Canada and Mexico are not the only countries that has been affected by geopolitical uncertainty initiated by the United States. The Trump administration has abruptly changed sanctions laws in recent months and years, resulting in an environment of constant uncertainty, creating immense challenges for compliance professionals at financial institutions around the world.
Financial institutions with an international presence have been caught in a crossfire between regulators which has undoubtedly posed challenges for compliance with sanctions obligations.
Following the decision by the Trump administration to reinstate sanctions against Iran, for example, regulators in the European Union have introduced legislation to mitigate the effect of U.S. sanctions by protecting European business that deal with Iran. The measures, which forbid EU persons from complying with U.S. sanctions, gives firms the ability to sue in court to recover potential damages from parties who withdraw from contracts due to U.S. sanctions.
However, the United States remains steadfast in its determination to impose and enforce sanctions against Iran. For financial institutions, violating sanctions places them at risk of heavy fines, administrative penalties, reputational damage, and even the threat of having regulatory licenses revoked.
Geopolitical risks are posing a bigger threat to businesses around the world. Corporations find themselves increasingly at the mercy of the mood of the day of the politicians that run their countries. Over the past two years, geopolitical developments have manifested themselves in the form of unpredictable tariffs, uncertainty around the direction of regulatory developments, and other unforeseen retaliatory measures.
Businesses must contend with the fallout of these political actions on their operations, supply chains, and vendor relations.
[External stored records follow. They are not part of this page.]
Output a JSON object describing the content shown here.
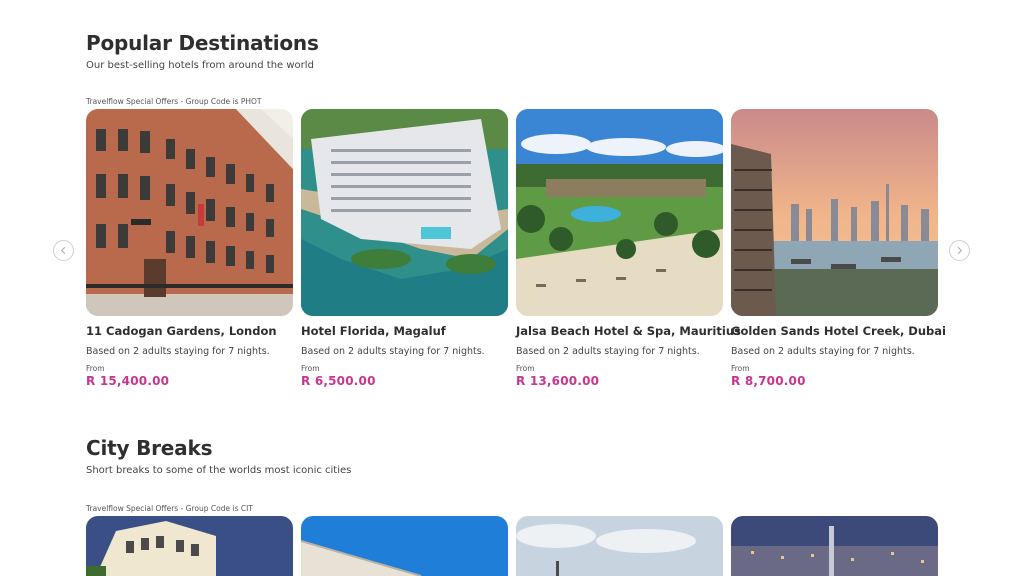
{
  "popular": {
    "title": "Popular Destinations",
    "subtitle": "Our best-selling hotels from around the world",
    "offer_note": "Travelflow Special Offers - Group Code is PHOT",
    "cards": [
      {
        "name": "11 Cadogan Gardens, London",
        "stay": "Based on 2 adults staying for 7 nights.",
        "from": "From",
        "price": "R 15,400.00"
      },
      {
        "name": "Hotel Florida, Magaluf",
        "stay": "Based on 2 adults staying for 7 nights.",
        "from": "From",
        "price": "R 6,500.00"
      },
      {
        "name": "Jalsa Beach Hotel & Spa, Mauritius",
        "stay": "Based on 2 adults staying for 7 nights.",
        "from": "From",
        "price": "R 13,600.00"
      },
      {
        "name": "Golden Sands Hotel Creek, Dubai",
        "stay": "Based on 2 adults staying for 7 nights.",
        "from": "From",
        "price": "R 8,700.00"
      }
    ]
  },
  "city": {
    "title": "City Breaks",
    "subtitle": "Short breaks to some of the worlds most iconic cities",
    "offer_note": "Travelflow Special Offers - Group Code is CIT"
  },
  "nav": {
    "prev_icon": "chevron-left-icon",
    "next_icon": "chevron-right-icon"
  },
  "colors": {
    "price": "#c8378f",
    "heading": "#2f2f2f"
  }
}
Risk and compliance officers must re-evaluate mechanisms for monitoring geopolitical risk, particularly in regions that were once regarded as low risk and are not usually considered hotbeds for geopolitical disputes.
As a result, compliance professionals need to consider how to mitigate geopolitical risks relevant to their companies. Multinationals in particular may need to consider whether they should retain board members with practical experience in high-risk countries. Beyond a knowledge of the country’s political climate, these experts should have hands-on experience working and managing employees on the ground. Alternatively, businesses can also consider retaining external consultants with the necessary expertise to advise the board.
Business-continuity planning for companies in all industries is also important. Testing any continuity plans against extreme scenarios including trade bans and embargoes should be regarded as essential.
In the financial industry, compliance officers face challenges pertaining to sanctions compliance as new political disputes erupt and trigger new compliance obligations. Financial firms need to maintain compliance systems that are nimble enough to accommodate sudden changes as well as to demonstrate revisions made to ensure compliance with any new sanctions.
This article was written by Helen Chan, a Regulatory Intelligence Expert for Thomson Reuters Regulatory Intelligence.